→ To do: The expected result is the full set of records, copied precisely, with images dropped.

→ Entries from a dataset of interfaces:
= = = =

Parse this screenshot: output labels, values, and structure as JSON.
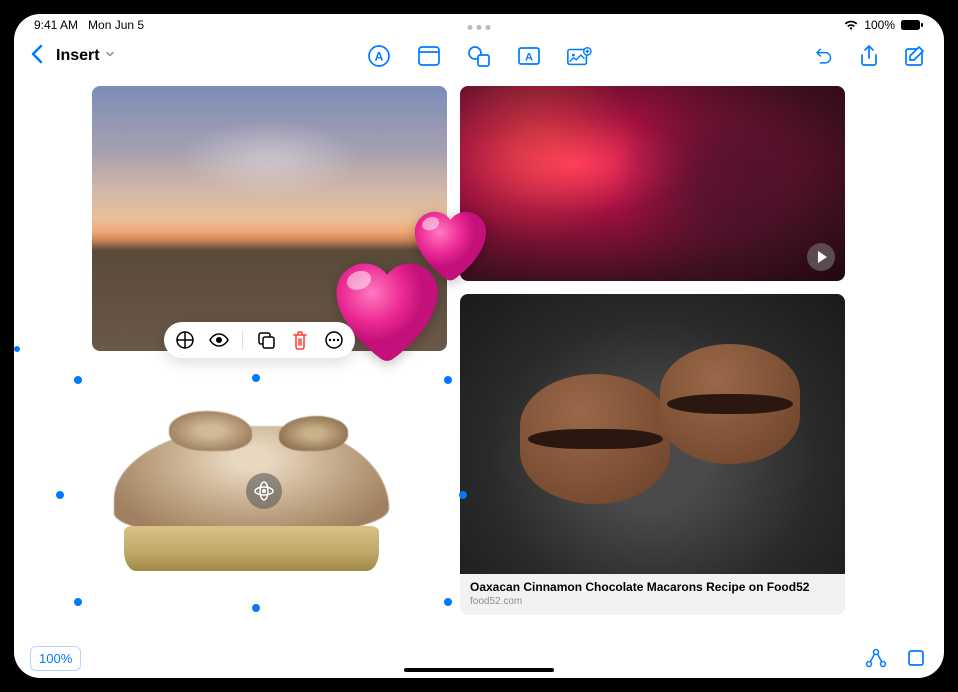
{
  "status": {
    "time": "9:41 AM",
    "date": "Mon Jun 5",
    "battery": "100%"
  },
  "toolbar": {
    "title": "Insert"
  },
  "link": {
    "title": "Oaxacan Cinnamon Chocolate Macarons Recipe on Food52",
    "domain": "food52.com"
  },
  "zoom": {
    "label": "100%"
  },
  "colors": {
    "accent": "#007AFF",
    "destructive": "#FF3B30"
  }
}
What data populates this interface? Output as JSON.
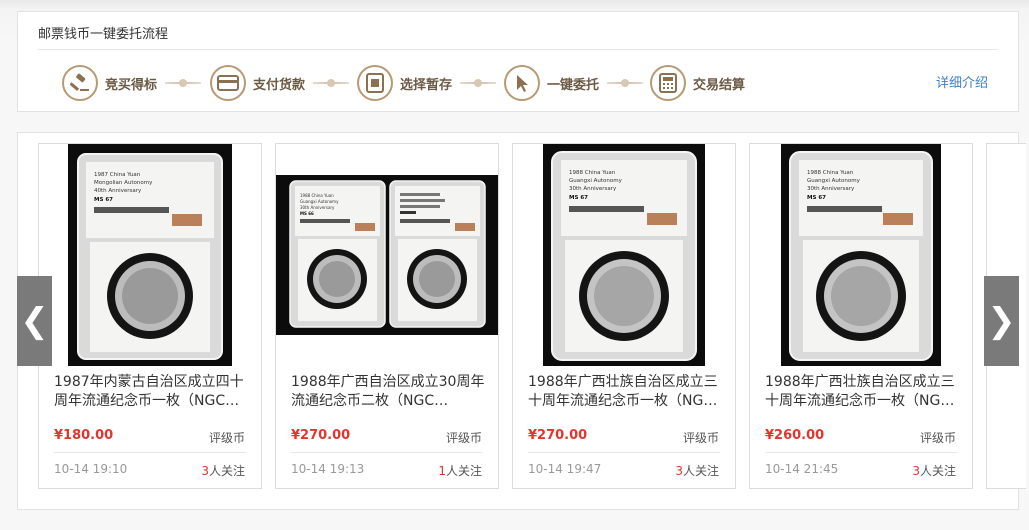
{
  "flow": {
    "title": "邮票钱币一键委托流程",
    "steps": [
      {
        "label": "竞买得标",
        "icon": "gavel-icon"
      },
      {
        "label": "支付货款",
        "icon": "card-icon"
      },
      {
        "label": "选择暂存",
        "icon": "storage-icon"
      },
      {
        "label": "一键委托",
        "icon": "cursor-icon"
      },
      {
        "label": "交易结算",
        "icon": "calculator-icon"
      }
    ],
    "detail_link": "详细介绍"
  },
  "carousel": {
    "prev_label": "❮",
    "next_label": "❯",
    "items": [
      {
        "title": "1987年内蒙古自治区成立四十周年流通纪念币一枚（NGC…",
        "currency": "¥",
        "price": "180.00",
        "category": "评级币",
        "time": "10-14 19:10",
        "followers": "3",
        "follow_suffix": "人关注",
        "slab_text": [
          "1987 China Yuan",
          "Mongolian Autonomy",
          "40th Anniversary",
          "MS 67"
        ]
      },
      {
        "title": "1988年广西自治区成立30周年流通纪念币二枚（NGC…",
        "currency": "¥",
        "price": "270.00",
        "category": "评级币",
        "time": "10-14 19:13",
        "followers": "1",
        "follow_suffix": "人关注",
        "slab_text": [
          "1988 China Yuan",
          "Guangxi Autonomy",
          "30th Anniversary",
          "MS 66"
        ]
      },
      {
        "title": "1988年广西壮族自治区成立三十周年流通纪念币一枚（NG…",
        "currency": "¥",
        "price": "270.00",
        "category": "评级币",
        "time": "10-14 19:47",
        "followers": "3",
        "follow_suffix": "人关注",
        "slab_text": [
          "1988 China Yuan",
          "Guangxi Autonomy",
          "30th Anniversary",
          "MS 67"
        ]
      },
      {
        "title": "1988年广西壮族自治区成立三十周年流通纪念币一枚（NG…",
        "currency": "¥",
        "price": "260.00",
        "category": "评级币",
        "time": "10-14 21:45",
        "followers": "3",
        "follow_suffix": "人关注",
        "slab_text": [
          "1988 China Yuan",
          "Guangxi Autonomy",
          "30th Anniversary",
          "MS 67"
        ]
      }
    ]
  },
  "colors": {
    "accent_gold": "#b79a72",
    "price_red": "#e2352d",
    "link_blue": "#3f7fc7",
    "arrow_gray": "#7a7a7a"
  }
}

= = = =

→ Written solution:
Parse this screenshot: output labels, values, and structure as JSON.
{
  "status": {
    "time": "9:41 AM",
    "date": "Mon Jun 5",
    "battery": "100%"
  },
  "toolbar": {
    "title": "Insert"
  },
  "link": {
    "title": "Oaxacan Cinnamon Chocolate Macarons Recipe on Food52",
    "domain": "food52.com"
  },
  "zoom": {
    "label": "100%"
  },
  "colors": {
    "accent": "#007AFF",
    "destructive": "#FF3B30"
  }
}
What data populates this interface? Output as JSON.
{
  "flow": {
    "title": "邮票钱币一键委托流程",
    "steps": [
      {
        "label": "竞买得标",
        "icon": "gavel-icon"
      },
      {
        "label": "支付货款",
        "icon": "card-icon"
      },
      {
        "label": "选择暂存",
        "icon": "storage-icon"
      },
      {
        "label": "一键委托",
        "icon": "cursor-icon"
      },
      {
        "label": "交易结算",
        "icon": "calculator-icon"
      }
    ],
    "detail_link": "详细介绍"
  },
  "carousel": {
    "prev_label": "❮",
    "next_label": "❯",
    "items": [
      {
        "title": "1987年内蒙古自治区成立四十周年流通纪念币一枚（NGC…",
        "currency": "¥",
        "price": "180.00",
        "category": "评级币",
        "time": "10-14 19:10",
        "followers": "3",
        "follow_suffix": "人关注",
        "slab_text": [
          "1987 China Yuan",
          "Mongolian Autonomy",
          "40th Anniversary",
          "MS 67"
        ]
      },
      {
        "title": "1988年广西自治区成立30周年流通纪念币二枚（NGC…",
        "currency": "¥",
        "price": "270.00",
        "category": "评级币",
        "time": "10-14 19:13",
        "followers": "1",
        "follow_suffix": "人关注",
        "slab_text": [
          "1988 China Yuan",
          "Guangxi Autonomy",
          "30th Anniversary",
          "MS 66"
        ]
      },
      {
        "title": "1988年广西壮族自治区成立三十周年流通纪念币一枚（NG…",
        "currency": "¥",
        "price": "270.00",
        "category": "评级币",
        "time": "10-14 19:47",
        "followers": "3",
        "follow_suffix": "人关注",
        "slab_text": [
          "1988 China Yuan",
          "Guangxi Autonomy",
          "30th Anniversary",
          "MS 67"
        ]
      },
      {
        "title": "1988年广西壮族自治区成立三十周年流通纪念币一枚（NG…",
        "currency": "¥",
        "price": "260.00",
        "category": "评级币",
        "time": "10-14 21:45",
        "followers": "3",
        "follow_suffix": "人关注",
        "slab_text": [
          "1988 China Yuan",
          "Guangxi Autonomy",
          "30th Anniversary",
          "MS 67"
        ]
      }
    ]
  },
  "colors": {
    "accent_gold": "#b79a72",
    "price_red": "#e2352d",
    "link_blue": "#3f7fc7",
    "arrow_gray": "#7a7a7a"
  }
}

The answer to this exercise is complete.